What the exercise asks:
Filter the data below for the string "range" and copy each matching line.

Records supplied:
-*-*-

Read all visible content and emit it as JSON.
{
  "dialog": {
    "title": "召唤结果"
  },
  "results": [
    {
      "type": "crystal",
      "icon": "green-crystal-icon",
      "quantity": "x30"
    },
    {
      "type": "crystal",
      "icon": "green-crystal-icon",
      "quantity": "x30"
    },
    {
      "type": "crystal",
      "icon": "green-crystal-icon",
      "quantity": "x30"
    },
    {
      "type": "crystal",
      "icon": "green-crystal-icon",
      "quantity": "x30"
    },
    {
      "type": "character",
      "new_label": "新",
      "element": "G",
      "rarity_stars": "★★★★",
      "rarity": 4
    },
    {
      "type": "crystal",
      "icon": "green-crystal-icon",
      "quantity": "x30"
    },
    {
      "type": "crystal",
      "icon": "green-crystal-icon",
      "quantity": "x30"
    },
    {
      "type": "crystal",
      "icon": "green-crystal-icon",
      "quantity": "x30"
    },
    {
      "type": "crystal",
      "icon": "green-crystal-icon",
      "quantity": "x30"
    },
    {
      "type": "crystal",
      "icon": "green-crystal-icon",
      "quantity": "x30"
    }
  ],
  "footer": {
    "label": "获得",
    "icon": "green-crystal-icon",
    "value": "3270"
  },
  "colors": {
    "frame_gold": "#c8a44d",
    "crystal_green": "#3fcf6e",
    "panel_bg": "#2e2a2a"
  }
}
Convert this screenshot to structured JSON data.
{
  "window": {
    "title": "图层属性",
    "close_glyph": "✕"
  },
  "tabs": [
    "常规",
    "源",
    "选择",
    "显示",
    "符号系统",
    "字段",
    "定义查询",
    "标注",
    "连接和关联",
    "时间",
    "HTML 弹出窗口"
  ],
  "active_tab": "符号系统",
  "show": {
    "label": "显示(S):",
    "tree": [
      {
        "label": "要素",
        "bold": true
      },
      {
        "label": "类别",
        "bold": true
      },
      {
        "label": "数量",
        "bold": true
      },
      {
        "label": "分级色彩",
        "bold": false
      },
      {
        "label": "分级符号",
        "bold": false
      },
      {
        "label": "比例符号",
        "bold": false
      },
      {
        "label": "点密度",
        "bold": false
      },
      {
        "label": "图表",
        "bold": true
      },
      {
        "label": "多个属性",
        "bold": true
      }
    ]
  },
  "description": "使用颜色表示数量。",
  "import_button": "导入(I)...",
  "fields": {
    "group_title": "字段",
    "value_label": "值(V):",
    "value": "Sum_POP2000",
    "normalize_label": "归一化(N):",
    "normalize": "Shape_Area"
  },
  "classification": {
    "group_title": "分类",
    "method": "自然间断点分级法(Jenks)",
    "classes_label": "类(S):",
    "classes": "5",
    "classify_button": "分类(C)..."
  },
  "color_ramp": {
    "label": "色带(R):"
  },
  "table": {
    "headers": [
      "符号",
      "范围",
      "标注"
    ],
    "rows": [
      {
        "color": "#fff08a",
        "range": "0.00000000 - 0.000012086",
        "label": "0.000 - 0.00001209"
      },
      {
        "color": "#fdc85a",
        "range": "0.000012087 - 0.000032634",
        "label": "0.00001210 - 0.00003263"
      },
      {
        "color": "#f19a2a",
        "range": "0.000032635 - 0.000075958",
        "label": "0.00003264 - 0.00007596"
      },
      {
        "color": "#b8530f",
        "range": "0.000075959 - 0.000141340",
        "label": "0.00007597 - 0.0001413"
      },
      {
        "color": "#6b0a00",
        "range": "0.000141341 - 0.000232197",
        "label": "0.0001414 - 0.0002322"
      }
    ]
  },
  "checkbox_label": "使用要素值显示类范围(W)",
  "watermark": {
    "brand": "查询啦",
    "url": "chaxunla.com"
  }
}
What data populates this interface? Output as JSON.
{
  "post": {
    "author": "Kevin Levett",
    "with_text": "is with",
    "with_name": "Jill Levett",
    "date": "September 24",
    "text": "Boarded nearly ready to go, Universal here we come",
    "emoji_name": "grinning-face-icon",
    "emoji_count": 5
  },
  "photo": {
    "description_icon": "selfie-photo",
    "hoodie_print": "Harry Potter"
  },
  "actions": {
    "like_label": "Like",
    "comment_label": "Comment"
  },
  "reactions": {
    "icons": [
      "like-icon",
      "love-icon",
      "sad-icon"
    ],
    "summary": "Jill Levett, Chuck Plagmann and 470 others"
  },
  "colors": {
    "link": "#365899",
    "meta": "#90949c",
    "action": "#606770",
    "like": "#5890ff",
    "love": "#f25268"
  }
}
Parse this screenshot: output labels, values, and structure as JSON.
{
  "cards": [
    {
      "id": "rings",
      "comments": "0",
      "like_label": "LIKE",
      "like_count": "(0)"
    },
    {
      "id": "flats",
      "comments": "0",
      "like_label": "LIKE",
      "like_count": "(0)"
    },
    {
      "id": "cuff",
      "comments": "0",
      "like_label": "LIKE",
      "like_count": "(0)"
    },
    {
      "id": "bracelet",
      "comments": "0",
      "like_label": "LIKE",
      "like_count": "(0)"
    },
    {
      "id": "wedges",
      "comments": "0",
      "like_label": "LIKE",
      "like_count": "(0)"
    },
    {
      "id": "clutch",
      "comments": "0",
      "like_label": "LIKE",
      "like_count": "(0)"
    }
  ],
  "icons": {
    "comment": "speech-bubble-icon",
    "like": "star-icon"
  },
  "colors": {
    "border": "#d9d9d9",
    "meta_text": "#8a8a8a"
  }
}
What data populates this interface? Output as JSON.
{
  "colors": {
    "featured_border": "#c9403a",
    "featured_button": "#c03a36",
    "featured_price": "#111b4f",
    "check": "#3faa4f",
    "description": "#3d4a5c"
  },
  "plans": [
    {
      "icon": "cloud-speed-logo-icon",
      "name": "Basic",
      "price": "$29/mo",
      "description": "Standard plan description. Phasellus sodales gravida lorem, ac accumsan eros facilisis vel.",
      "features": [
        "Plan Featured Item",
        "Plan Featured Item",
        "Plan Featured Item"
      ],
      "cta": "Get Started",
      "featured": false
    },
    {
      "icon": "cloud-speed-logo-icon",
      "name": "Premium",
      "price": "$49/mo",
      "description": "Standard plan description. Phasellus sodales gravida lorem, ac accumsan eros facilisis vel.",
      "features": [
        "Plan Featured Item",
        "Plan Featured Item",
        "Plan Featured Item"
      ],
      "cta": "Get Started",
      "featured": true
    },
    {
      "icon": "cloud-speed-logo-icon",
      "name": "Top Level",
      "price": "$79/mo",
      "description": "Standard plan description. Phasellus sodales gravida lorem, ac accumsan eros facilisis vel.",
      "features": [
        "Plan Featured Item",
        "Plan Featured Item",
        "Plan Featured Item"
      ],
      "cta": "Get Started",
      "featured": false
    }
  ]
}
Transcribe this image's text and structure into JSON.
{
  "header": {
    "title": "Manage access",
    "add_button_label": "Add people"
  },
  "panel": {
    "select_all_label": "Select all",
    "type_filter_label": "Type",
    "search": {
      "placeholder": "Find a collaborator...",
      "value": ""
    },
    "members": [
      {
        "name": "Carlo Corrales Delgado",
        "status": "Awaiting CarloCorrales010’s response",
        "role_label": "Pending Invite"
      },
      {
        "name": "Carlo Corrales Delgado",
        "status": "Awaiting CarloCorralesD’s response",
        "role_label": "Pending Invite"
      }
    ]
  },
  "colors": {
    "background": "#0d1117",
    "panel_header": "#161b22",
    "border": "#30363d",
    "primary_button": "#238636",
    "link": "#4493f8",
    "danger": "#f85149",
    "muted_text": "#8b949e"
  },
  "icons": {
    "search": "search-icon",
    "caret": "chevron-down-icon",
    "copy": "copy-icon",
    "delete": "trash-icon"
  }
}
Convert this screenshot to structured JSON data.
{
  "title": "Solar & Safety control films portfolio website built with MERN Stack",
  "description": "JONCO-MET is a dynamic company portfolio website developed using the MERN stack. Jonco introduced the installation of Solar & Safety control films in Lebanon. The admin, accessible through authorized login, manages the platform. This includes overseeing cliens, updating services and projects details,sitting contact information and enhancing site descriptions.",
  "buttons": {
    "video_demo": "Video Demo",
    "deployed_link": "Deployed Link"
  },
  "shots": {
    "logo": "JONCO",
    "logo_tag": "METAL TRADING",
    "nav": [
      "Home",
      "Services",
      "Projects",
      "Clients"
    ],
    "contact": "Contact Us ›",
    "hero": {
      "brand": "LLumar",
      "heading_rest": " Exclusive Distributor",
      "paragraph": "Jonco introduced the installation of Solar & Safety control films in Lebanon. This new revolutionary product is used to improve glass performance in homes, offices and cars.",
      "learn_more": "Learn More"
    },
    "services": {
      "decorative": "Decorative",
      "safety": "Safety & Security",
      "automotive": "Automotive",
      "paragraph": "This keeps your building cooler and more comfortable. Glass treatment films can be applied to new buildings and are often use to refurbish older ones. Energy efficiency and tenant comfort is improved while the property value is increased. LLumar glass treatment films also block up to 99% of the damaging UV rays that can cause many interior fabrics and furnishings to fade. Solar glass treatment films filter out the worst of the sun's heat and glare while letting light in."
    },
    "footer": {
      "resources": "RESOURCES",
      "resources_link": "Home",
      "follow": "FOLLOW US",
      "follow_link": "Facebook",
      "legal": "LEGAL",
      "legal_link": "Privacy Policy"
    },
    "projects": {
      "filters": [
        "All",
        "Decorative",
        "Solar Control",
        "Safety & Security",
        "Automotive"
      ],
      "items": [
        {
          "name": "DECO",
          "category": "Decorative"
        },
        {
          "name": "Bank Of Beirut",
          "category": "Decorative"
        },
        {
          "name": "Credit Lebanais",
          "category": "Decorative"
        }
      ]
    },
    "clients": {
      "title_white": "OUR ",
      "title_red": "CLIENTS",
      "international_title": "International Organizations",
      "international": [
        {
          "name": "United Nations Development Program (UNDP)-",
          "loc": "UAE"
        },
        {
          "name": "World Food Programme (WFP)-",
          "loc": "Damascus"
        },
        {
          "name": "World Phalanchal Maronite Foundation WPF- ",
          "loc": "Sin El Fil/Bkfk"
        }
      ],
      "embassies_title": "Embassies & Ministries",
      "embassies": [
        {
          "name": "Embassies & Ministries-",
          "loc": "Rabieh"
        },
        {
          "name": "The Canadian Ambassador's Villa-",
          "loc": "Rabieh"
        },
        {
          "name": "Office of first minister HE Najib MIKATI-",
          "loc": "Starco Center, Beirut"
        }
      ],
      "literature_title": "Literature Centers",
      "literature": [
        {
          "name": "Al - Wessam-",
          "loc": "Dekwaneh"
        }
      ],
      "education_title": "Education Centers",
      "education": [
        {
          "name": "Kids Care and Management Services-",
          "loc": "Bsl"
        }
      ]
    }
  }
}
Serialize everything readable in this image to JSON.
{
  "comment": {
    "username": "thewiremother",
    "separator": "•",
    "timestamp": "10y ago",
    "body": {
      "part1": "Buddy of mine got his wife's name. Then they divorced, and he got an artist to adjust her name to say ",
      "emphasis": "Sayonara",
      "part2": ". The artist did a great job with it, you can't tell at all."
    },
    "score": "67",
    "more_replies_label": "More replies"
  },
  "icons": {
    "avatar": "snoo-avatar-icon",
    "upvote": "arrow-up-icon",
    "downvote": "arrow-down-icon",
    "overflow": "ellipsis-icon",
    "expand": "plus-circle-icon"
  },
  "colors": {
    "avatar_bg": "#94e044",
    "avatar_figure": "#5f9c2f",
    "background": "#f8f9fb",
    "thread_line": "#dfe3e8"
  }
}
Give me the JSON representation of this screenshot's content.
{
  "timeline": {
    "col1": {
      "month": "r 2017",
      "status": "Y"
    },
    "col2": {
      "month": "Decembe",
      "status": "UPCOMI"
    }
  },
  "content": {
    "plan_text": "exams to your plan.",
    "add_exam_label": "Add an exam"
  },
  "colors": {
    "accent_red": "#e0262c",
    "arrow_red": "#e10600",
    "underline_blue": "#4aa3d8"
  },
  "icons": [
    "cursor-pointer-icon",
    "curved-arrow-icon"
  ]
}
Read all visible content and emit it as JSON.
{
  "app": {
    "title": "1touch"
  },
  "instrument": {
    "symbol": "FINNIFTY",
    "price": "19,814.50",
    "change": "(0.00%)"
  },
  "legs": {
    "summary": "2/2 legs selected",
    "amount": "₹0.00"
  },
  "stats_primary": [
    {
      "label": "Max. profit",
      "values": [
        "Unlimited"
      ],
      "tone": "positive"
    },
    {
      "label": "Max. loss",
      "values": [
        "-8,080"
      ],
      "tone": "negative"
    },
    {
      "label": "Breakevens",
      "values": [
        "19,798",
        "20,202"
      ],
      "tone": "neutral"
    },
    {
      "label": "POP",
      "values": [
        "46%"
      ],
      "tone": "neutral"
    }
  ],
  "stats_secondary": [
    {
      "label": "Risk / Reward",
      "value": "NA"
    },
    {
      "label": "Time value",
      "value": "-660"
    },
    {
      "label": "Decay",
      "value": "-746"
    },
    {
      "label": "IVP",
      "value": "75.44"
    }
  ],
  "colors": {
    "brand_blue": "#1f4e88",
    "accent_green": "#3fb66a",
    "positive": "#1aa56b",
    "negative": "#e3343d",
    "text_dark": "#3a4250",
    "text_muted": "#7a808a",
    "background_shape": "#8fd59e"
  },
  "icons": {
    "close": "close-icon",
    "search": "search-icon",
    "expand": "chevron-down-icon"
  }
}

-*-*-

Answer box:
        "range": "0.00000000 - 0.000012086",
        "range": "0.000012087 - 0.000032634",
        "range": "0.000032635 - 0.000075958",
        "range": "0.000075959 - 0.000141340",
        "range": "0.000141341 - 0.000232197",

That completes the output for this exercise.